(PROVIDED RECORDS begins)

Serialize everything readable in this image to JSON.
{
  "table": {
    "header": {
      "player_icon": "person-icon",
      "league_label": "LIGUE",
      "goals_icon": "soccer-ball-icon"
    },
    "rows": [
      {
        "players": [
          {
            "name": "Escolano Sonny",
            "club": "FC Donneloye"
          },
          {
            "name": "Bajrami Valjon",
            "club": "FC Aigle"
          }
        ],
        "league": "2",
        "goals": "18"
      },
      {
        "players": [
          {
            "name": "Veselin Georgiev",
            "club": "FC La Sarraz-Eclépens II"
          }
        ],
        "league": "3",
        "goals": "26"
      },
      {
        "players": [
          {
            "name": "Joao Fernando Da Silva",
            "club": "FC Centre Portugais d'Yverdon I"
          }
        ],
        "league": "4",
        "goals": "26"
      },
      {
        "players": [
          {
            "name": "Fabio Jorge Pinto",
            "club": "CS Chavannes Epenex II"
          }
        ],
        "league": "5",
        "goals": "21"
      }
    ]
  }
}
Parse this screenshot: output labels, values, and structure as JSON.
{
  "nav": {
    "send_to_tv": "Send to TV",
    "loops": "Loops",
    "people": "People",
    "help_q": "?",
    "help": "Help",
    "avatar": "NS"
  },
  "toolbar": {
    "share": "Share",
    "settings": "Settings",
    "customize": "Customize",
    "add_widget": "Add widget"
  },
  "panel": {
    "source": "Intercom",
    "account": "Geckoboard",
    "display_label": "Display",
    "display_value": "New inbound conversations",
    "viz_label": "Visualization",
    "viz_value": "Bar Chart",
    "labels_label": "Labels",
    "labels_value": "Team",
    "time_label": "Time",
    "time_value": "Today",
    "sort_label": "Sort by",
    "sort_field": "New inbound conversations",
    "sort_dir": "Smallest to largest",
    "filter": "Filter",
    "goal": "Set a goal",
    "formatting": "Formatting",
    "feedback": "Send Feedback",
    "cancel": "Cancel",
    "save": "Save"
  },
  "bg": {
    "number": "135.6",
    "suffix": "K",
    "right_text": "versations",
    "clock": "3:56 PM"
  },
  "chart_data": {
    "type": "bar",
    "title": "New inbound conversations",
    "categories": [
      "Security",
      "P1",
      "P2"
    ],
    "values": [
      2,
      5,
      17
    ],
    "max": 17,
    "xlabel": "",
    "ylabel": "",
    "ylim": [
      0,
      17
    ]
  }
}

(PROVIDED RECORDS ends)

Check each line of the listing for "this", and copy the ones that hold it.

Serialize everything readable in this image to JSON.
Parse this screenshot: output labels, values, and structure as JSON.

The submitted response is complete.